[Instructions to follow] Show each line of the records in which the word "Center" occurs.
━━━━━━━━━━━━━━━━━━━━
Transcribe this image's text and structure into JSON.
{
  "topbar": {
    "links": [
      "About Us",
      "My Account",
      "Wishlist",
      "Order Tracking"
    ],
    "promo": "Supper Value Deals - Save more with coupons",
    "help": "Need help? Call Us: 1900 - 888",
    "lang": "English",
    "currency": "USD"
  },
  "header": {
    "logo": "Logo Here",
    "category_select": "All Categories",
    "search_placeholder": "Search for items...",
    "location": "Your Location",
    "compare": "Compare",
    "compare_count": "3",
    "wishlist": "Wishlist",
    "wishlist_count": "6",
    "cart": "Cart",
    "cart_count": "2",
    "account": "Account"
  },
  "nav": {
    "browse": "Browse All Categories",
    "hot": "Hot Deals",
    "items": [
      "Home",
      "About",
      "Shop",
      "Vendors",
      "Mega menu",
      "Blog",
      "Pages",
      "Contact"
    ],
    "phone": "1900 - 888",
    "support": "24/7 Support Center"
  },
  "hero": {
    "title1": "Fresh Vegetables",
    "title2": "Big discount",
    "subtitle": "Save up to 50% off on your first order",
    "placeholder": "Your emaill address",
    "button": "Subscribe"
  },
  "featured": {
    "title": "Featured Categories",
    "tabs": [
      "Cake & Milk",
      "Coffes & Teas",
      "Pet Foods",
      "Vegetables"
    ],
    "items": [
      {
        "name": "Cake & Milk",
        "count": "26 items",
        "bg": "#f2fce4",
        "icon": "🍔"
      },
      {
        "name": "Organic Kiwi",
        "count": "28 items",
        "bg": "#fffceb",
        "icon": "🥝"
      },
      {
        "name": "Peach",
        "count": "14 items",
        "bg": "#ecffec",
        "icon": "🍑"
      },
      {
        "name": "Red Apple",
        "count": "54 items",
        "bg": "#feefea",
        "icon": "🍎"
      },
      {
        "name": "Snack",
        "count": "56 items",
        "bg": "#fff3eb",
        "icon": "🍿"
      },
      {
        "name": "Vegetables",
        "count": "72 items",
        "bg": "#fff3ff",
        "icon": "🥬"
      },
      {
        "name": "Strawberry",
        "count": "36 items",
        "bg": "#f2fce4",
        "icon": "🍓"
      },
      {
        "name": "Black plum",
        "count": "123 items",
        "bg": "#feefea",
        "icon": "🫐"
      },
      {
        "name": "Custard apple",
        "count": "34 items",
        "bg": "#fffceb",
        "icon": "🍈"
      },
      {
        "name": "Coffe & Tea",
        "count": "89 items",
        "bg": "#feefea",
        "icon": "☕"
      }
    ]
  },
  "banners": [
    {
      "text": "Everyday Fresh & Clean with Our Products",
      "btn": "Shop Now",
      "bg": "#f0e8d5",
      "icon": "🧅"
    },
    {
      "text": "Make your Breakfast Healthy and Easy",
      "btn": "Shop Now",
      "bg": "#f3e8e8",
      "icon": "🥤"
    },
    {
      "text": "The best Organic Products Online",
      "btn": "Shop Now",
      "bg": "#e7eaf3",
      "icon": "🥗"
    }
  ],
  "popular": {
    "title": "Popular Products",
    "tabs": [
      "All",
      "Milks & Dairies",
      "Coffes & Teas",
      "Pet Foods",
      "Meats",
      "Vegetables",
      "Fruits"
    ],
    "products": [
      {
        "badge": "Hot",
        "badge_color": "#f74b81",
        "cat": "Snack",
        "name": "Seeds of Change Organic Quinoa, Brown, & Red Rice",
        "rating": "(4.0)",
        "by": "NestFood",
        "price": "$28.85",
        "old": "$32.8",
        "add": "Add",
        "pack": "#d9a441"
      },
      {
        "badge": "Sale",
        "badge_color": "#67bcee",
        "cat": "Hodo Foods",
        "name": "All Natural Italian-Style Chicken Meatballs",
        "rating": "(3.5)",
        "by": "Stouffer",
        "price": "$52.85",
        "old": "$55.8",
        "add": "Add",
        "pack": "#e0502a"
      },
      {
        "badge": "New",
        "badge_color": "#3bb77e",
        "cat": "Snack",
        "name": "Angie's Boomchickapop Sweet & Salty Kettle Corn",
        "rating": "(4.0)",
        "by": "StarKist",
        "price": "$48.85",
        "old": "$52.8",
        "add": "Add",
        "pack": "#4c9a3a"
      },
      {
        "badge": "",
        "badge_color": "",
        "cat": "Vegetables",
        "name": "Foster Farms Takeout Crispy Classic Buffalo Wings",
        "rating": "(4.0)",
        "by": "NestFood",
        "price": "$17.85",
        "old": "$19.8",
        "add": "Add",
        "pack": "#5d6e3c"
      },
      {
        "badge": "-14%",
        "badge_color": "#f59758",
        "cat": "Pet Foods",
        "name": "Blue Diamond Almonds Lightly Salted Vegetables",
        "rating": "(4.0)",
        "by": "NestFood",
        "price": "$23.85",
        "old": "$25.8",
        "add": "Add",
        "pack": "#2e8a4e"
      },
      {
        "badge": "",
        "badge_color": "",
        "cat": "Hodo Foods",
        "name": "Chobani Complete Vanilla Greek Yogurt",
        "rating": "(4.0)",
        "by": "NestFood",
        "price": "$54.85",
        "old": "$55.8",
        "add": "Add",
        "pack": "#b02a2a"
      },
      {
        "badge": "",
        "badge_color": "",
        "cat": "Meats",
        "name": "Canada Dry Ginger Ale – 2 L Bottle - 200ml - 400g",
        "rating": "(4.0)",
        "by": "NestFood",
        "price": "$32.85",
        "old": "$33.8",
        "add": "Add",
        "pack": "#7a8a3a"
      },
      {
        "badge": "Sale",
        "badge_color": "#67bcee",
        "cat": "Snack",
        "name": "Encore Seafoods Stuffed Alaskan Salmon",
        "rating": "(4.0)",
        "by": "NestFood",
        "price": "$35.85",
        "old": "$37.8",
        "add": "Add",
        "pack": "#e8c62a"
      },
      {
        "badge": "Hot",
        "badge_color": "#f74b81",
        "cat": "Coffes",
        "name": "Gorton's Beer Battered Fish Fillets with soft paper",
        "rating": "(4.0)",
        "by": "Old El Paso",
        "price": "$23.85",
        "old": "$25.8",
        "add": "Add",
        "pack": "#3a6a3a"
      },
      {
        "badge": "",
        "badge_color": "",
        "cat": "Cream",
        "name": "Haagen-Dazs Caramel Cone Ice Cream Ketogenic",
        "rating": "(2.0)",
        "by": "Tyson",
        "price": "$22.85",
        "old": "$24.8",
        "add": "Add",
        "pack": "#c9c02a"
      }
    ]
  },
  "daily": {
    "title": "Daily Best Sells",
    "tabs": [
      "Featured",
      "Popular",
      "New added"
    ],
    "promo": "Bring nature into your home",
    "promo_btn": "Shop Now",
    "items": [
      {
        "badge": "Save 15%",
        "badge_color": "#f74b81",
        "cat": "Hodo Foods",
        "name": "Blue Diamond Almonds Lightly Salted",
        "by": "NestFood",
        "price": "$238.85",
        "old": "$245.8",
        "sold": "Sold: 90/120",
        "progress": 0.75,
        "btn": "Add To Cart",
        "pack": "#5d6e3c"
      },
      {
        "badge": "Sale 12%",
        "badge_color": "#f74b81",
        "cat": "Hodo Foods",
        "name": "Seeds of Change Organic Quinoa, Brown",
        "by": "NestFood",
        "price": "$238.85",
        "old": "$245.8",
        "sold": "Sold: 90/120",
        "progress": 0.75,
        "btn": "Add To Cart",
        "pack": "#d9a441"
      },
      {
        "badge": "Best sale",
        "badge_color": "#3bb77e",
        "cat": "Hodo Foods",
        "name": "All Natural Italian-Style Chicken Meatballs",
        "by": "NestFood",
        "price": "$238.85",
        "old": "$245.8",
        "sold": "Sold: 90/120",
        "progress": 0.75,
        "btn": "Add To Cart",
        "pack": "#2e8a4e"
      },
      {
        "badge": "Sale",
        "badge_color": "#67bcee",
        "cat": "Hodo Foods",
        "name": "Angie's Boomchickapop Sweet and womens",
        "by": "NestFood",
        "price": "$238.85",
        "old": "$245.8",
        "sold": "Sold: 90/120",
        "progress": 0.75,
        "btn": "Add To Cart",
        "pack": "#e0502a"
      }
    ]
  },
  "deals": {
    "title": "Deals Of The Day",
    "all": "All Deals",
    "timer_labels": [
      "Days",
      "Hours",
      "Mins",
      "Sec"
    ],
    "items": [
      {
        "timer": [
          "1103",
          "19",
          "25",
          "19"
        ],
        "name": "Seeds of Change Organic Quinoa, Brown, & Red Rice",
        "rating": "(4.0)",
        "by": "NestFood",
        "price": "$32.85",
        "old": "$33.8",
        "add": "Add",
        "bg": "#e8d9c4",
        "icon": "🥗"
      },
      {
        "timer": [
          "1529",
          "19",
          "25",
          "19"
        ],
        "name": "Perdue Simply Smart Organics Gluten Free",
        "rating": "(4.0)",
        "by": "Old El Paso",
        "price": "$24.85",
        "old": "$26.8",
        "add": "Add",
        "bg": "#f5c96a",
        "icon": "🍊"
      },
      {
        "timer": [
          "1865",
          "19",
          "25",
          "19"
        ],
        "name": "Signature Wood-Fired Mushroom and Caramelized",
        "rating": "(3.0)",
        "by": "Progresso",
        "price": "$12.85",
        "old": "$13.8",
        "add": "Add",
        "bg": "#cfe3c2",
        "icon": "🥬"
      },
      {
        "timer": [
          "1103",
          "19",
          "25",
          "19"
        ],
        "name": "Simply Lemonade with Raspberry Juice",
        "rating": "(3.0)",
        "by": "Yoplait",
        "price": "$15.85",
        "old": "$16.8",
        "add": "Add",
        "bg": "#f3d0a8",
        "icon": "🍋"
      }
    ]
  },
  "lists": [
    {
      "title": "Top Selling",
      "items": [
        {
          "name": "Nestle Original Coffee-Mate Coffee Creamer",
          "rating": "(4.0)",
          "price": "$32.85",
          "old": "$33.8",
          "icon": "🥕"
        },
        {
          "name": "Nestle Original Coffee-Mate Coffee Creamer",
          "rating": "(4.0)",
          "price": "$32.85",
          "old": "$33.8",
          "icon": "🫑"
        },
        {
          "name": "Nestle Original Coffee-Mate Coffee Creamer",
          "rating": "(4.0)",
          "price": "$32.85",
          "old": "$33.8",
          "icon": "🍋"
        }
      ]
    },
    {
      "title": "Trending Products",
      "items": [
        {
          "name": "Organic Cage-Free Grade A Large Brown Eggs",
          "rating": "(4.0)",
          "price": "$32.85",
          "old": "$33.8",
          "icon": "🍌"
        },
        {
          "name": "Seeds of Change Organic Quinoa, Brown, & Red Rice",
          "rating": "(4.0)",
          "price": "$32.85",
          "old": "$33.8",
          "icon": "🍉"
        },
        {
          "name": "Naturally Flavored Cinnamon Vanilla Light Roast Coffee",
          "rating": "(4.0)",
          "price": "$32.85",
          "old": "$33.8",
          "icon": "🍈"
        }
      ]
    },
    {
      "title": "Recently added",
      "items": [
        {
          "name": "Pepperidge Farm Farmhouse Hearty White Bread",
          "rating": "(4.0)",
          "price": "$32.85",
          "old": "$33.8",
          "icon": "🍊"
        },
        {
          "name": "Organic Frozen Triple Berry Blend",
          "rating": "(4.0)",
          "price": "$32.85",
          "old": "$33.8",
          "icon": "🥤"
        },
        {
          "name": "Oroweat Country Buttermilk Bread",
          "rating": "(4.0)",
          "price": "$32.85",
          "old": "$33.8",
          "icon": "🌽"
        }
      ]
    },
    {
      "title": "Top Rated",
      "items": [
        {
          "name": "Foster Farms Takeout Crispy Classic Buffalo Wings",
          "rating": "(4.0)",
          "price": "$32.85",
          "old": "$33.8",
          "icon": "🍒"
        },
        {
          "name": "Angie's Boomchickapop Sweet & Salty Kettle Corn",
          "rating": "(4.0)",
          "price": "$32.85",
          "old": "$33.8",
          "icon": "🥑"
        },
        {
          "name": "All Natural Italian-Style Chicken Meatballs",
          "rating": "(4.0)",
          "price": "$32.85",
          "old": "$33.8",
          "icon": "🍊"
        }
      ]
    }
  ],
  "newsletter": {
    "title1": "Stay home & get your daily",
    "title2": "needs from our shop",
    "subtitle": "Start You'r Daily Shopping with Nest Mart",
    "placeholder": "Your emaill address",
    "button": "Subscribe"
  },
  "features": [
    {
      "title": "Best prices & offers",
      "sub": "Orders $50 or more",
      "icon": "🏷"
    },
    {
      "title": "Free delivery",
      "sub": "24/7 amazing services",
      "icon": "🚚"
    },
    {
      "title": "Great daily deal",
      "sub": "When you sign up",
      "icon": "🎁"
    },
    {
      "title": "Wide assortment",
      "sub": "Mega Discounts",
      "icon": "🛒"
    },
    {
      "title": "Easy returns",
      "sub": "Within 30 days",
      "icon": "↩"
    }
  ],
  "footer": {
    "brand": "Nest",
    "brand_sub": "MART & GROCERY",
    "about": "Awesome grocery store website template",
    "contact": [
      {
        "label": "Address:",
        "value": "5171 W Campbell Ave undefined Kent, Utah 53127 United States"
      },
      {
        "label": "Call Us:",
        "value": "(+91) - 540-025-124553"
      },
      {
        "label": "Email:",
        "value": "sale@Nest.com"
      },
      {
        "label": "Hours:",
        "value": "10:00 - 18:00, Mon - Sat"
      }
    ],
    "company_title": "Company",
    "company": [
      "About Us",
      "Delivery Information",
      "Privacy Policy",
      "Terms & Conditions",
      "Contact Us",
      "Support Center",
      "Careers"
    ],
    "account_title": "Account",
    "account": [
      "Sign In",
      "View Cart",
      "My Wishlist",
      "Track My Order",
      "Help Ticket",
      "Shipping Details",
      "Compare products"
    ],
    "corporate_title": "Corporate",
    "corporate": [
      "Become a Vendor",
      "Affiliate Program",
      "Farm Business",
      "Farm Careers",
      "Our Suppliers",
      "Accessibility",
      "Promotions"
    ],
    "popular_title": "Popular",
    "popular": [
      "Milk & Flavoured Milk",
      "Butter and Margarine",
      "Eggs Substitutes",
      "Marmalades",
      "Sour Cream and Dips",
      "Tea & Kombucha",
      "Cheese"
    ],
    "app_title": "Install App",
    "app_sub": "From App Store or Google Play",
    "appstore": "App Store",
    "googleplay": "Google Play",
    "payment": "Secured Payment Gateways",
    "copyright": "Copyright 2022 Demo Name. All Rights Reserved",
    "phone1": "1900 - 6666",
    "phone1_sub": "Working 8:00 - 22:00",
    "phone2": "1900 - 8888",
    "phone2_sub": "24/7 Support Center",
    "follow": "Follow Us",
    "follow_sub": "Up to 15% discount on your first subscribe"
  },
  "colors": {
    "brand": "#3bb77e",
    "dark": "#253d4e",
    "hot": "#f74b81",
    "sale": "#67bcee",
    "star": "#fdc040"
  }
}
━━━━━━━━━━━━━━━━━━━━
[Answer area]
    "support": "24/7 Support Center"
      "Support Center",
    "phone2_sub": "24/7 Support Center",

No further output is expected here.